Detroit Turns 309
If you didn't know, this weekend marks Detroit's birthday. We're officially 309 years young.
On this date in 1701, Frenchman Antoine Laumet de la Mothe Cadillac made his way to the place he would call Fort Pontchartrain du Detroit, the settlement that would one day be our city. Like many French settlers of his day, Caddy dreamed of "European-izing" the Native Americans (who were here first, of course); making a killing off of trade; and curtailing British expansion. He figured le detroit du Lac Erie (French for "the strait of Lake Erie"), a piece of land situated by the river, would provide an ideal location for travel and defense. So he set sail from Canada in early June and arrived here more than a month later. On July 24, he and his party ventured into what's now modern-day Detroit and soon began establishing a settlement, building their first structure, Ste. Anne's Catholic Church, near what we now know as Jefferson Ave. and Griswold Street.

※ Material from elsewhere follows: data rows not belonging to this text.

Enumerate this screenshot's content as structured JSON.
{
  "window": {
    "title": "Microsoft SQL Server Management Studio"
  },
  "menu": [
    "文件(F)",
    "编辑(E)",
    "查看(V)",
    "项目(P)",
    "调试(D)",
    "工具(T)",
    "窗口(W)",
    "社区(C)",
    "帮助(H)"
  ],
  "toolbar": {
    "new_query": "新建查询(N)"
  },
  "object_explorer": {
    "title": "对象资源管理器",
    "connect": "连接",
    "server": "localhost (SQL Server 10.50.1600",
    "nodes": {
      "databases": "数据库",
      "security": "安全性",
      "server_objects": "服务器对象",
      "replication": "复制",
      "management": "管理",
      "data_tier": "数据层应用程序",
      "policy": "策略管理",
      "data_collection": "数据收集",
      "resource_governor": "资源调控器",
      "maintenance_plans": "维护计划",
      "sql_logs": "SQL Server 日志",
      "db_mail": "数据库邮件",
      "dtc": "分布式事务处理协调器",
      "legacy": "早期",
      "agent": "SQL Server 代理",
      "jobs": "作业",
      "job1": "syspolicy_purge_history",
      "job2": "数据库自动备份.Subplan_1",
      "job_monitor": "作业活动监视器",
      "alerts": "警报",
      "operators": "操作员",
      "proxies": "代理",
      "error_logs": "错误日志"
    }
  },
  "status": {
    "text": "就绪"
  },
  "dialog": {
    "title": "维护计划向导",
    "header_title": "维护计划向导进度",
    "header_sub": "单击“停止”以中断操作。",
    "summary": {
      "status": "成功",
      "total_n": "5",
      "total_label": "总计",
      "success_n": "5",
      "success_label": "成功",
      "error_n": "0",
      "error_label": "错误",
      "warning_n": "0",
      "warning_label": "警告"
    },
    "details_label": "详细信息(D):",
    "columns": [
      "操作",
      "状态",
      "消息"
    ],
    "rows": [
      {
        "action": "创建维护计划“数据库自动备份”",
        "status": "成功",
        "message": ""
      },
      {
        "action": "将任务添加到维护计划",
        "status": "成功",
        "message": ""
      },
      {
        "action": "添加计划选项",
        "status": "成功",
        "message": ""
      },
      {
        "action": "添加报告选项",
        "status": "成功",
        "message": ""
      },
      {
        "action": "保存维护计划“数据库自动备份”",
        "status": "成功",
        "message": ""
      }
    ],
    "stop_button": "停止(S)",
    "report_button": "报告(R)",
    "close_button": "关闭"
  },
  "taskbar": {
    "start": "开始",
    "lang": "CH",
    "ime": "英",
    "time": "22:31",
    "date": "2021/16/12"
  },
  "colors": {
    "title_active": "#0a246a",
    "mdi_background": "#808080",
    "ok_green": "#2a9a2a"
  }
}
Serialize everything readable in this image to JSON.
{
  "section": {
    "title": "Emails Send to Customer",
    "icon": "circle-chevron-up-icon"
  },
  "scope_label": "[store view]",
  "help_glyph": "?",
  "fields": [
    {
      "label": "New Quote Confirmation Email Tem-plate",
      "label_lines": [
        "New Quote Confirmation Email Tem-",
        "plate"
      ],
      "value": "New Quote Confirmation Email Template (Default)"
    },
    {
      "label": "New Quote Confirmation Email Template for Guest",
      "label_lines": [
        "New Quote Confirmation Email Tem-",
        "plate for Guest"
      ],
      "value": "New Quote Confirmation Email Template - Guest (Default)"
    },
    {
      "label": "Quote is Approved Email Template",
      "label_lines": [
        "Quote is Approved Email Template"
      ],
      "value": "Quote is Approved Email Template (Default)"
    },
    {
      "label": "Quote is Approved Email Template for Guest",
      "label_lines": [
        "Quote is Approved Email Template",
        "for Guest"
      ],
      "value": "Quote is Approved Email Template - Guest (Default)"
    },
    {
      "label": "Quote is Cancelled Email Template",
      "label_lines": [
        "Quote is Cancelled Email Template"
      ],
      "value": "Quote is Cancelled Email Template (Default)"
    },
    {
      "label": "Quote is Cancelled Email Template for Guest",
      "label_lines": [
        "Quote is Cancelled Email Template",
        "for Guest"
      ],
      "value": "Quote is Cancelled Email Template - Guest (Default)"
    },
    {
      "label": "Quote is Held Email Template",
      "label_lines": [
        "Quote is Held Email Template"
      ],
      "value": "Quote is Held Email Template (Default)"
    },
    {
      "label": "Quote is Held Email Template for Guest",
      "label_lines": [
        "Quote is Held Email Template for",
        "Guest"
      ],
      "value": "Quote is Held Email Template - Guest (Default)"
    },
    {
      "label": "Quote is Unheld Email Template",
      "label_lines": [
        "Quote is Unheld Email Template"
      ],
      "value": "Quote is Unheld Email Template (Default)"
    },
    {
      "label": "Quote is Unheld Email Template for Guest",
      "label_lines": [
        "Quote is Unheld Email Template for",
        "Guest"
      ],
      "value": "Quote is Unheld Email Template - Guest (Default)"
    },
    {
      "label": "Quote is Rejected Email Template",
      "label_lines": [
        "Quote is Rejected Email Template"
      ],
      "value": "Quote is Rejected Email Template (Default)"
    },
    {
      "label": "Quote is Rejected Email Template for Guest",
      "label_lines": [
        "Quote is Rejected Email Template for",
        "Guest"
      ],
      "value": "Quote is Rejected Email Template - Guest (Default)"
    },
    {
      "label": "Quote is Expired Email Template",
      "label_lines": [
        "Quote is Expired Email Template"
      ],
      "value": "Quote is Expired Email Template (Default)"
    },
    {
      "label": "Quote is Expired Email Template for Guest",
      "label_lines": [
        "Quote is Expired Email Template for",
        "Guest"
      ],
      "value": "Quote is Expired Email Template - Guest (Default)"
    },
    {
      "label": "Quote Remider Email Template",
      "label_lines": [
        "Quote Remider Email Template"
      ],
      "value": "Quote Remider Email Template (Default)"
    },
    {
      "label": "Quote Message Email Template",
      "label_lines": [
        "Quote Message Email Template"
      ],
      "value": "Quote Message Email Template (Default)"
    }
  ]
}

There's still no word on how long it took them to hit to Eight Mile Road.